WORK ORDER — For each record below, output its text exactly and skip any picture.

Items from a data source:
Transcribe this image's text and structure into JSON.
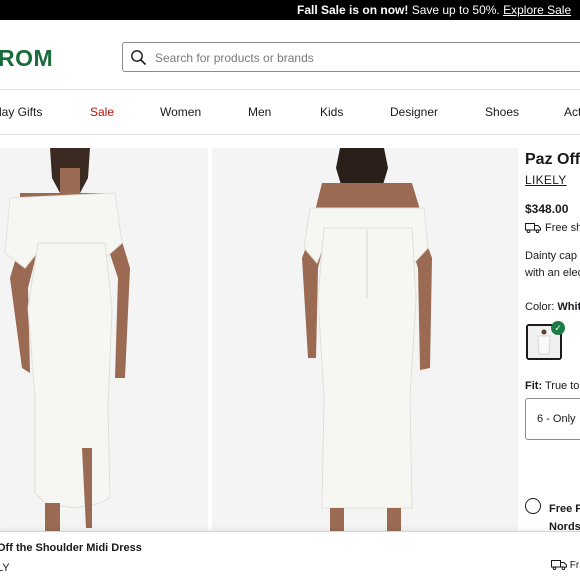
{
  "promo": {
    "bold": "Fall Sale is on now!",
    "text": " Save up to 50%. ",
    "link": "Explore Sale"
  },
  "header": {
    "logo": "ROM",
    "search_placeholder": "Search for products or brands"
  },
  "nav": [
    "day Gifts",
    "Sale",
    "Women",
    "Men",
    "Kids",
    "Designer",
    "Shoes",
    "Act"
  ],
  "product": {
    "title": "Paz Off",
    "brand": "LIKELY",
    "price": "$348.00",
    "shipping": "Free sh",
    "description": [
      "Dainty cap",
      "with an elec"
    ],
    "color_label": "Color:",
    "color_value": "Whit",
    "fit_label": "Fit:",
    "fit_value": "True to",
    "size_value": "6 - Only",
    "pickup_line1": "Free P",
    "pickup_line2": "Nords"
  },
  "sticky": {
    "name": "Off the Shoulder Midi Dress",
    "brand": "LY",
    "shipping": "Fr"
  },
  "colors": {
    "sale": "#b3120e",
    "logo": "#1a6b3a",
    "check": "#1b7a46"
  }
}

ANSWER —
Transcribe this image's text and structure into JSON.
{
  "promo": {
    "bold": "Fall Sale is on now!",
    "text": " Save up to 50%. ",
    "link": "Explore Sale"
  },
  "header": {
    "logo": "ROM",
    "search_placeholder": "Search for products or brands"
  },
  "nav": [
    "day Gifts",
    "Sale",
    "Women",
    "Men",
    "Kids",
    "Designer",
    "Shoes",
    "Act"
  ],
  "product": {
    "title": "Paz Off",
    "brand": "LIKELY",
    "price": "$348.00",
    "shipping": "Free sh",
    "description": [
      "Dainty cap",
      "with an elec"
    ],
    "color_label": "Color:",
    "color_value": "Whit",
    "fit_label": "Fit:",
    "fit_value": "True to",
    "size_value": "6 - Only",
    "pickup_line1": "Free P",
    "pickup_line2": "Nords"
  },
  "sticky": {
    "name": "Off the Shoulder Midi Dress",
    "brand": "LY",
    "shipping": "Fr"
  },
  "colors": {
    "sale": "#b3120e",
    "logo": "#1a6b3a",
    "check": "#1b7a46"
  }
}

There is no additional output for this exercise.